▶ **What to produce**
Pick out each line of the records in which the word "true" appears.

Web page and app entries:
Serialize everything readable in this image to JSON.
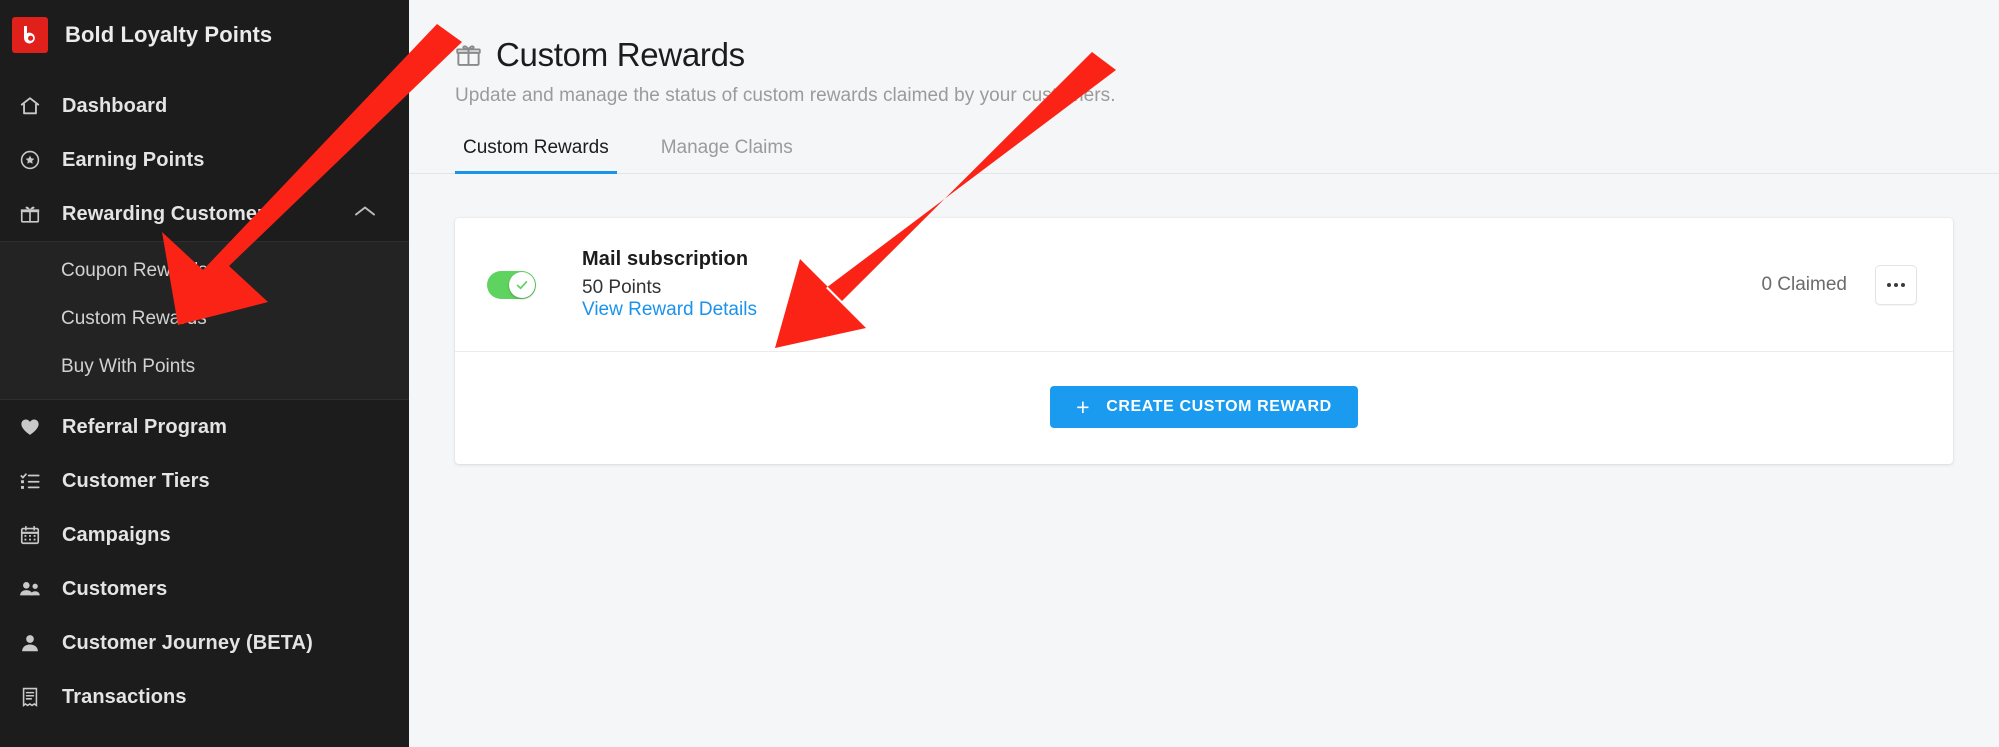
{
  "sidebar": {
    "brand": {
      "name": "Bold Loyalty Points",
      "logo_letter": "b",
      "logo_color": "#e0201b"
    },
    "items": [
      {
        "label": "Dashboard",
        "icon": "home-icon"
      },
      {
        "label": "Earning Points",
        "icon": "star-circle-icon"
      },
      {
        "label": "Rewarding Customers",
        "icon": "gift-icon",
        "expanded": true,
        "chevron": "chevron-up-icon"
      },
      {
        "label": "Referral Program",
        "icon": "heart-icon"
      },
      {
        "label": "Customer Tiers",
        "icon": "checklist-icon"
      },
      {
        "label": "Campaigns",
        "icon": "calendar-icon"
      },
      {
        "label": "Customers",
        "icon": "people-icon"
      },
      {
        "label": "Customer Journey (BETA)",
        "icon": "person-icon"
      },
      {
        "label": "Transactions",
        "icon": "receipt-icon"
      }
    ],
    "submenu": [
      {
        "label": "Coupon Rewards"
      },
      {
        "label": "Custom Rewards"
      },
      {
        "label": "Buy With Points"
      }
    ]
  },
  "main": {
    "title": "Custom Rewards",
    "title_icon": "gift-icon",
    "subtitle": "Update and manage the status of custom rewards claimed by your customers.",
    "tabs": [
      {
        "label": "Custom Rewards",
        "active": true
      },
      {
        "label": "Manage Claims",
        "active": false
      }
    ],
    "accent_color": "#1a9bf0",
    "rewards": [
      {
        "name": "Mail subscription",
        "points": "50 Points",
        "details_link": "View Reward Details",
        "claimed": "0 Claimed",
        "enabled": true,
        "toggle_color": "#5fd35f",
        "menu_icon": "ellipsis-icon"
      }
    ],
    "create_button": {
      "label": "CREATE CUSTOM REWARD",
      "icon": "plus-icon"
    }
  },
  "annotations": {
    "arrow_color": "#fb2316",
    "arrows": [
      {
        "name": "arrow-to-custom-rewards-nav"
      },
      {
        "name": "arrow-to-reward-card"
      }
    ]
  }
}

▶ **Solution below**
        "expanded": true,
        "active": true
        "enabled": true,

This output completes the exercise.